This isn't easy. Encryption techniques typically rely on long, randomly generated keys, and the process is complex, time-consuming and expensive. However, not all encryption is created equal. There are any number of encryption solutions available, but many bring their own problems. For example, database encryption only protects data when it's "at rest"; network data encryption only protects the data when it's between two points of a network. Methods using PKI, or Public Key Infrastructure, require high operational costs in key management and are not easily sustainable. Putting in a mix of solutions, meanwhile, can add vulnerability, bring greater complexity and increase costs without adding scalability.
Key Innovations in Encryption
However, there are now alternatives that are accessible and affordable.
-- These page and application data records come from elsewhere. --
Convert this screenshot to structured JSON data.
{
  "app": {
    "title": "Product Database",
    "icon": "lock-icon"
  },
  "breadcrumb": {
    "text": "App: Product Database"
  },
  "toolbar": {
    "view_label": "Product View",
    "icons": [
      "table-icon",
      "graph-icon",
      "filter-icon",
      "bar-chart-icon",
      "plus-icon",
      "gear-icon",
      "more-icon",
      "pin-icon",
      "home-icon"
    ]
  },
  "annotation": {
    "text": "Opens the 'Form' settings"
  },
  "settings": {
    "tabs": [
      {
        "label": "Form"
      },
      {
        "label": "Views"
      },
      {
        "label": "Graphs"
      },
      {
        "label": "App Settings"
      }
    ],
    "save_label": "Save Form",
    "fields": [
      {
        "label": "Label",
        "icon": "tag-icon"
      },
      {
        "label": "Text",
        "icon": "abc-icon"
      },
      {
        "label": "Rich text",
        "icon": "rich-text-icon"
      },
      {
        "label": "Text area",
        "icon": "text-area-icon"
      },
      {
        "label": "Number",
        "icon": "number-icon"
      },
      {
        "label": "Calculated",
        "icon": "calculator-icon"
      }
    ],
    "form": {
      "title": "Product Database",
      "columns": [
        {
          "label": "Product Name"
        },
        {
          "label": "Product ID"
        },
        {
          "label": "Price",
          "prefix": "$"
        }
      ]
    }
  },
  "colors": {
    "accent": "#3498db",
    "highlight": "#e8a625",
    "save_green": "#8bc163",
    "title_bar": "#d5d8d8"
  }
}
Identity-based encryption (IBE) takes a completely new approach by using any arbitrary string as a public key, enabling data to be protected without the need for certificates. IBE is stateless and dynamic, as well as easy to use, scale and distribute. It's also efficient at generating and managing keys to scale when sharing unstructured data, without the cost of PKI.
The underlying principle here is stateless key management, which effectively allows keys to be generated on the fly, derived only from identity information that's already available, such as your email address. Stateless key management is transparent and easy to manage because, from an IT operational standpoint, there's no database to manage. It also works nicely with existing business processes, such as electronic discovery and recovery. It's easily compatible with business processes, retains the protection from mainframe to mobile, and goes a long way toward ensuring compliance.
Format-preserving encryption (FPE) offers a fundamentally new way to encrypt structured data, such as credit card numbers or Social Security numbers. Encrypted data retains its original size/length and format, and, as a result, organizations don't need to make time-consuming modifications to applications or database schemas. This approach makes it possible to integrate data-level encryption everywhere, even legacy business application frameworks, overcoming a hurdle that was previously insurmountable. (FPE is a mode of the advanced encryption standard [AES], recognized by the National Institute of Standards and Technology.)
It's essentially counterintuitive for corporations to plan for a breach; the thinking is always to prevent attacks rather than prepare for the aftermath. But it's exactly the right philosophy in an environment where many financial services providers have data that, in the wrong hands, is worth more than all of history's greatest bank robberies combined.
Enterprises that have been at the receiving end of criminals' attention know the difference this security strategy can provide. "Every single breach I know of wouldn't have happened if our end-to-end encryption solution had been there," says Bob Carr, CEO of Heartland Payment Systems, which suffered a severe data breach a few years ago and has since transformed its security structure with a data-centric approach.
Imagine a scenario in which cyber criminals deploy resources worldwide to penetrate a network and retrieve the data. Then they find the data is worthless, essentially gold turned into straw. That's what end-to-end encryption within a data-centric security strategy offers.
Mark Bower is VP of product management for security solutions provider Voltage Security. Bower has more than two decades of experience in the data protection area. His expertise spans electronic banking, smartcard payment systems, Public Key Infrastructure (PKI), identity management systems and cloud security both for the commercial and government sectors.